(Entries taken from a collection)

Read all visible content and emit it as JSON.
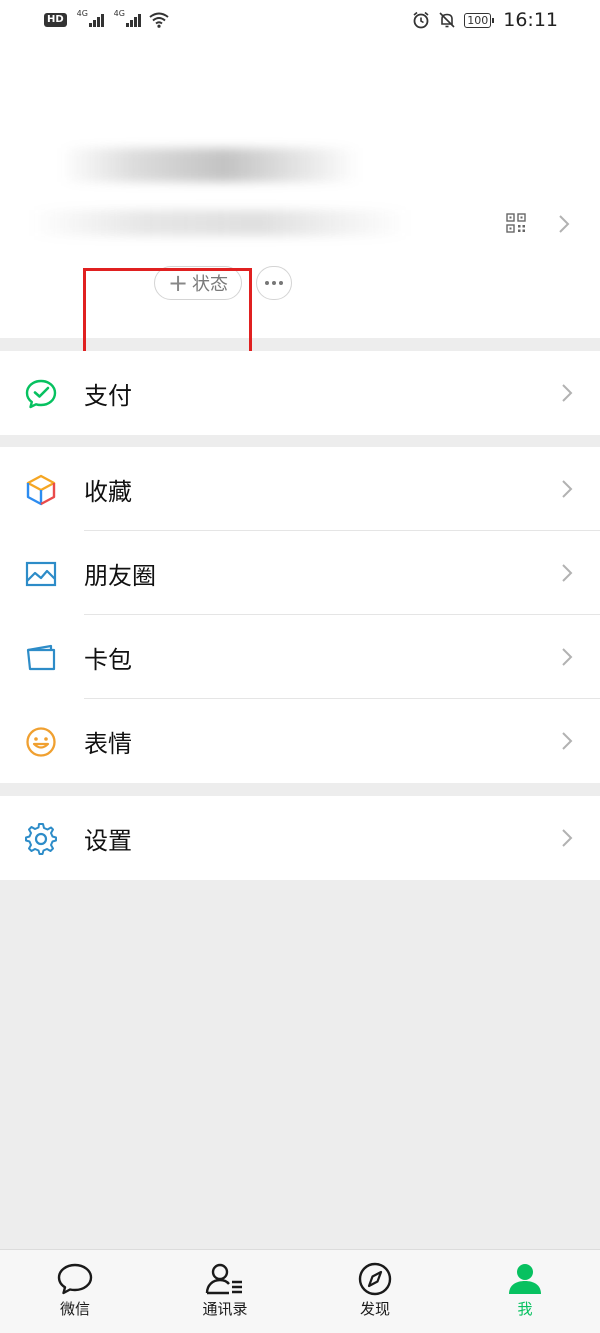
{
  "status_bar": {
    "hd": "HD",
    "sim1": "4G",
    "sim2": "4G",
    "battery": "100",
    "time": "16:11"
  },
  "profile": {
    "status_button_plus": "+",
    "status_button_label": "状态"
  },
  "menu": {
    "pay": "支付",
    "favorites": "收藏",
    "moments": "朋友圈",
    "cards": "卡包",
    "stickers": "表情",
    "settings": "设置"
  },
  "tabs": [
    {
      "label": "微信",
      "icon": "chat-icon"
    },
    {
      "label": "通讯录",
      "icon": "contacts-icon"
    },
    {
      "label": "发现",
      "icon": "compass-icon"
    },
    {
      "label": "我",
      "icon": "me-icon"
    }
  ],
  "colors": {
    "accent": "#07c160",
    "highlight_box": "#e02020",
    "background": "#ededed"
  }
}
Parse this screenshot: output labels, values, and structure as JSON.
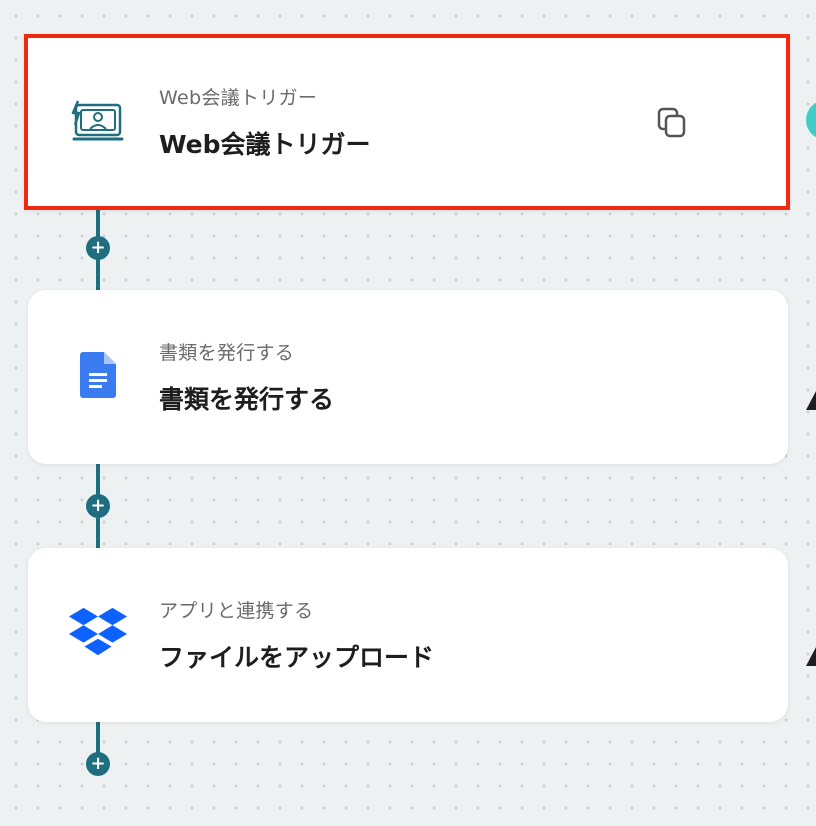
{
  "flow": {
    "steps": [
      {
        "subtitle": "Web会議トリガー",
        "title": "Web会議トリガー",
        "icon": "video-meeting-icon",
        "selected": true
      },
      {
        "subtitle": "書類を発行する",
        "title": "書類を発行する",
        "icon": "google-docs-icon",
        "selected": false
      },
      {
        "subtitle": "アプリと連携する",
        "title": "ファイルをアップロード",
        "icon": "dropbox-icon",
        "selected": false
      }
    ],
    "add_step_symbol": "+"
  },
  "colors": {
    "background": "#eef1f2",
    "connector": "#1f6e80",
    "selection_border": "#ee2a11",
    "card": "#ffffff",
    "docs_blue": "#3a7bf0",
    "dropbox_blue": "#0d61ff",
    "teal_accent": "#3ecdc9"
  }
}
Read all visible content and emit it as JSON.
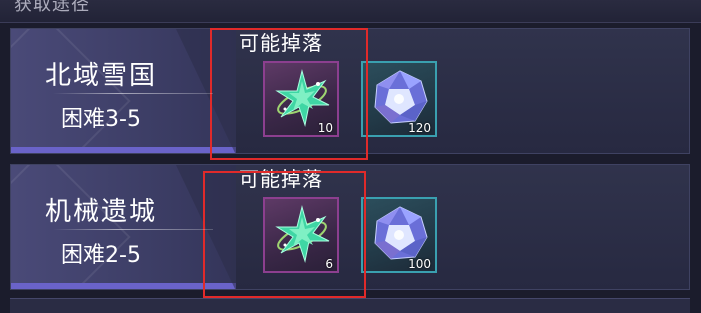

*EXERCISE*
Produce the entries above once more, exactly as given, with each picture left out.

*EXERCISE SOLUTION*
Read all visible content and emit it as JSON.
{
  "status_bar": {
    "hd": "HD",
    "sim1": "4G",
    "sim2": "4G",
    "battery": "100",
    "time": "16:11"
  },
  "profile": {
    "status_button_plus": "+",
    "status_button_label": "状态"
  },
  "menu": {
    "pay": "支付",
    "favorites": "收藏",
    "moments": "朋友圈",
    "cards": "卡包",
    "stickers": "表情",
    "settings": "设置"
  },
  "tabs": [
    {
      "label": "微信",
      "icon": "chat-icon"
    },
    {
      "label": "通讯录",
      "icon": "contacts-icon"
    },
    {
      "label": "发现",
      "icon": "compass-icon"
    },
    {
      "label": "我",
      "icon": "me-icon"
    }
  ],
  "colors": {
    "accent": "#07c160",
    "highlight_box": "#e02020",
    "background": "#ededed"
  }
}
Parse this screenshot: output labels, values, and structure as JSON.
{
  "flow": {
    "steps": [
      {
        "subtitle": "Web会議トリガー",
        "title": "Web会議トリガー",
        "icon": "video-meeting-icon",
        "selected": true
      },
      {
        "subtitle": "書類を発行する",
        "title": "書類を発行する",
        "icon": "google-docs-icon",
        "selected": false
      },
      {
        "subtitle": "アプリと連携する",
        "title": "ファイルをアップロード",
        "icon": "dropbox-icon",
        "selected": false
      }
    ],
    "add_step_symbol": "+"
  },
  "colors": {
    "background": "#eef1f2",
    "connector": "#1f6e80",
    "selection_border": "#ee2a11",
    "card": "#ffffff",
    "docs_blue": "#3a7bf0",
    "dropbox_blue": "#0d61ff",
    "teal_accent": "#3ecdc9"
  }
}
Read all visible content and emit it as JSON.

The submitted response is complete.